The town’s commemorations also included a “Warminster War Facts Trail” in late October. This involved children filling in missing words on an entry form containing 100 facts about WWI by following a trail around the town. The trail covered a range of topics from the part played by women and children in the war to the role of various local buildings. Twenty venues in the town centre participated, and the first prize was two tickets to an evening of music and entertainment, “In Flanders Fields”.

Clerks & Councils Direct November 2018


SEAFORD Town Council in East Sussex has won Grade II listing for its main war memorial. The memorial, one of three in the town, is a tall example of a granite wheel-head cross and was unveiled in 1921. It commemorates 104 members of the local community and also seven men who died on service during the Second Boer War. Later inscriptions were added for 88 service personnel and 20 civilians who died in WWII. In 1952 it was moved from its original site on Dane Road to its current location on Sutton Park Road and was rededicated.

Clerks & Councils Direct November 2018

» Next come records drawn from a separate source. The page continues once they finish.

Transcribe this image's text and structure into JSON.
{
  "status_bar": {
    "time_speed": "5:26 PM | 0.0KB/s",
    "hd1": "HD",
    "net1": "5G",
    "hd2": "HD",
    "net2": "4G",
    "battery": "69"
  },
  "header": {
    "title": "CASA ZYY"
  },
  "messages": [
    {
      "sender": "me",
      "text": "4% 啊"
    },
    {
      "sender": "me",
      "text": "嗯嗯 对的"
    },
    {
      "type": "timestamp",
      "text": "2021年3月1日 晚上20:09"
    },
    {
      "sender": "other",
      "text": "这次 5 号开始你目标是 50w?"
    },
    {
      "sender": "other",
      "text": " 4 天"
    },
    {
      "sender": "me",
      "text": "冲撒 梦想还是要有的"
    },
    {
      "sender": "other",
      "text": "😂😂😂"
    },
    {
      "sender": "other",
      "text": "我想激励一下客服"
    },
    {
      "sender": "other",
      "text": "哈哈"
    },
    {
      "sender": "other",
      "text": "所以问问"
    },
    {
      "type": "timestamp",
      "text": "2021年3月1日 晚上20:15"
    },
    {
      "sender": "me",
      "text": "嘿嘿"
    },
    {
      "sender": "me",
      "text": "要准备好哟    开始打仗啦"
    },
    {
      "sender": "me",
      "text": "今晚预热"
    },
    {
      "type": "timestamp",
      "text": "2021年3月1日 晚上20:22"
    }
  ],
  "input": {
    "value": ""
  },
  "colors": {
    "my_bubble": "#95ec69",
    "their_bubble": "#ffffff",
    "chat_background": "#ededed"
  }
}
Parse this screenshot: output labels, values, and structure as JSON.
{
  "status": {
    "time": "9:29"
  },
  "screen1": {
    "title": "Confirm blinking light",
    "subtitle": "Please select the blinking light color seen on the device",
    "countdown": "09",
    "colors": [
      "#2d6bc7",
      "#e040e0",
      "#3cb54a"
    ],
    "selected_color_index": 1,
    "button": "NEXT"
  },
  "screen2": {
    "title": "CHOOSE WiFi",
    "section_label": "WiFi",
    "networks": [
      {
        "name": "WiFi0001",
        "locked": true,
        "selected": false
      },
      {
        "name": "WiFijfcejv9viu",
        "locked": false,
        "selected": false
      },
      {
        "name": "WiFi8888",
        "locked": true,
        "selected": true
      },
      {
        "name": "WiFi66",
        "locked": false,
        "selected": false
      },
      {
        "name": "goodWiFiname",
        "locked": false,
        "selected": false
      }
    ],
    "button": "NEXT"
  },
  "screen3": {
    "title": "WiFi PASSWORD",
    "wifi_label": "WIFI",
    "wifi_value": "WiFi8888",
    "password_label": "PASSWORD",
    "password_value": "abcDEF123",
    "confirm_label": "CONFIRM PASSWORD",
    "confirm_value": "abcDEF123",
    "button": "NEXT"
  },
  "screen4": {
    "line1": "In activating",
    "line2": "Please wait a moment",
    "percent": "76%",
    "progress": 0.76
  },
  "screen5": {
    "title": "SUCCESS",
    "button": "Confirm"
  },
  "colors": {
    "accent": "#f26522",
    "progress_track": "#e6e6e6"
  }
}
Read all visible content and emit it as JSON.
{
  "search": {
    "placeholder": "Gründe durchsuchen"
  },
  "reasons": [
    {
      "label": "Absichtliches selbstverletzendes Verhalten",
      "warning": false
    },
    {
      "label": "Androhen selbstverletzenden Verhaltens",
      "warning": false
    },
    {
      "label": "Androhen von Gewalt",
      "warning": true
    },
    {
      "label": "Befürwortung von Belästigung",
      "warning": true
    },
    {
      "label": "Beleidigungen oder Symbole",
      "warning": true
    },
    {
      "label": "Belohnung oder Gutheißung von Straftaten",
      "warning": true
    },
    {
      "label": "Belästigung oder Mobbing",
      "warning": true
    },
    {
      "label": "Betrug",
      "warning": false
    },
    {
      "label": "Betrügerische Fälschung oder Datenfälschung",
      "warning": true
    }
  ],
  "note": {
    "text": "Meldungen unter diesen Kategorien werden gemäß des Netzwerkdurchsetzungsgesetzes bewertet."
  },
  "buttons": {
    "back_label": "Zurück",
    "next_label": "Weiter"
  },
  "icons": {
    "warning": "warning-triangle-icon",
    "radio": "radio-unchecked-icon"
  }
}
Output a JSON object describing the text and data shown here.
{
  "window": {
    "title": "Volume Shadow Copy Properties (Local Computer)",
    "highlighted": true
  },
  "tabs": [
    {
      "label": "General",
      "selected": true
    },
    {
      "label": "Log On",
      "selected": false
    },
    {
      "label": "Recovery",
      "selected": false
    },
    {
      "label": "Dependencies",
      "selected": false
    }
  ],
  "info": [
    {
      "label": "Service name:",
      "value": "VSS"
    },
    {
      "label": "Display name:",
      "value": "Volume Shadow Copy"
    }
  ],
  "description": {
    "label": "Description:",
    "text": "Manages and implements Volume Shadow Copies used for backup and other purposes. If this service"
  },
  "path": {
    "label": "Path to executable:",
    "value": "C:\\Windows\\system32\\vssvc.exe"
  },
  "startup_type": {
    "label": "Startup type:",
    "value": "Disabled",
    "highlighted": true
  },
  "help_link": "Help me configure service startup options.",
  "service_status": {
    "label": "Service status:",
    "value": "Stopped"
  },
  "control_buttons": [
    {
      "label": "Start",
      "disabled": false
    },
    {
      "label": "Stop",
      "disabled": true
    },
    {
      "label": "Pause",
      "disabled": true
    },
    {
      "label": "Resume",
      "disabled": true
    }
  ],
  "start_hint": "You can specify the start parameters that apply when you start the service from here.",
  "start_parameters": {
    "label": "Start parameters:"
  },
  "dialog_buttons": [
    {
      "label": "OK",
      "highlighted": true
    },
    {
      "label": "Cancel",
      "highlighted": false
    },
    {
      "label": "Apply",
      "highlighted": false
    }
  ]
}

BICESTER Town Council in Oxfordshire has invited the families of those who lost their lives or served in WWI to join the Remembrance Day parade in their honour. Hundreds of serving soldiers will join veterans, the Royal British Legion and representatives from local organisations to march through the town.

As part of its Act of Remembrance, the council has installed three “Silent Soldier” silhouettes – a naval rating, an airman and a “Tommy” infantryman – in Garth Park. A further six silhouettes have been ordered from the RBL, and these will be placed in the churchyard at St Edburg’s Church ready for Remembrance Sunday. Wreaths will be laid on the war memorial, and thousands of red poppies will fall from the bell tower following a church service.

Cllr Richard Mould said: “The Silent Silhouettes are a visual reminder of all those who sacrificed their lives for our future. Bicester has long had links with the military and we felt they were a touching way to remember all those who died in the First World War and in conflicts since.”

Clerks & Councils Direct November 2018



SWANLEY Town Council in Kent has received a £9,700 grant from the Heritage Lottery Fund for a project to mark the centenary. Schoolchildren will carry out research to identify all the fallen who lived in the town, recording their names, regimental numbers, the date they died and any supporting information. This will then be engraved onto steel silhouettes and mounted on a wall in the town centre.
It is estimated that around 120 steel silhouettes will be needed, and that they should last another 100 years to act as a constant reminder. Each costs £200 to create; local businesses have been very supportive but organisers are still looking for a number of sponsors in time for the unveiling.

Clerks & Councils Direct September 2018



FIELDS IN TRUST, the charity that protects the country’s green spaces, launched its Centenary Fields commemorative programme on 8 August. Every day at 11am until the anniversary of Armistice Day on 11 November, it is revealing the story of one Centenary Field in an online interactive map. At the conclusion of the programme, communities across the UK will demonstrate their gratitude to the WWI generation with a series of events and activities on these legally protected parks and green spaces.
The Centenary Fields Legacy campaign is being delivered in partnership with the Royal British Legion (RBL)’s “Thank You” project. It will highlight the stories of individual combatants and civilians, feature memorials to the fallen and will explore how parks and green spaces served the war effort – for example, providing timber for trenches. It will also protect<